Location of the ring formation on the ice shelf off the Antarctic continent. The site is on the King Baudouin Ice Shelf. (Map Credits: Google Maps, NOAA)
Location of the ring formation on the ice shelf off the Antarctic continent. The site is on the King Baudouin Ice Shelf. (Map Credits: Google Maps, NOAA)

The second study involved local observations. A separate set of researchers, located at Davis Station, an Australian base off the coast of east Antarctica, reported seeing a dust trail in the upper atmosphere during the same time.

Researcher Mueller stated in the AWI provided video, “I looked out of the window, and I saw an unusual structure on the surface of the ice. There was some broken ice looking like icebergs, which is very unusual on a normally flat ice shelf, surrounded by a large, wing-shaped, circular structure.” Altogether, the AWI researchers said that they make the claim “without any confidence.” They intend to request funding to make followup studies to determine its origin.

Cheryl Santa Maria, of the Digital Reporter, also reported that there are survey images showing this structure that date back 25 years. Furthermore, a story by LiveScience quoted Dr. Peter Brown of Centre of Planetary Science and Exploration at the University of Western Ontario as stating that the size of a meteorite is roughly 5 to 10% of the impact crater’s diameter. This would indicate an impactor about 100 meters in size and much larger than the estimated size of the event as estimated by infrasound data from 2004.

The infrasound data estimated that the asteroid was probably the size of a house, about 10 meters (33 feet) across. In contrast, the asteroid that exploded over Chelyabinsk, Russia, had an estimated size of 20 meters. Dr. Brown was quoted as expressing doubt that the formation is an impact site. The effects of a 100 meter object would have been much more distinctive and likely more readily detected by researchers located in eastern Antarctica.
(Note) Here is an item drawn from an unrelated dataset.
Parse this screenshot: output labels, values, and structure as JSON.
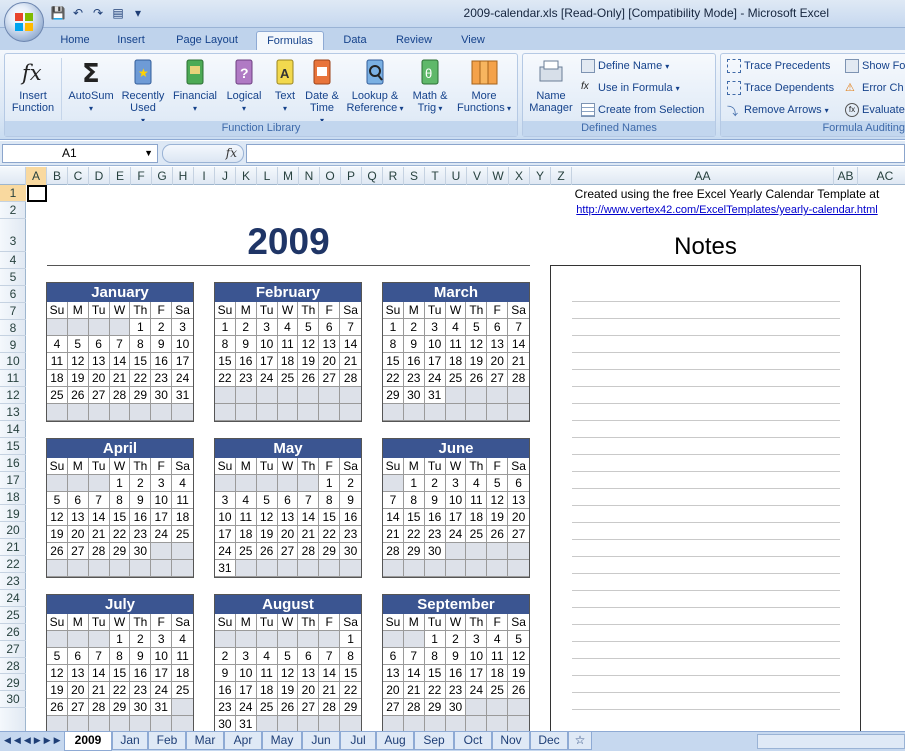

Thus, reporting of the ring formation by the AWI researchers is bringing to light additional information and comments from experts that raises doubts. Follow up studies will be necessary to determine the true origins of the ringed structured.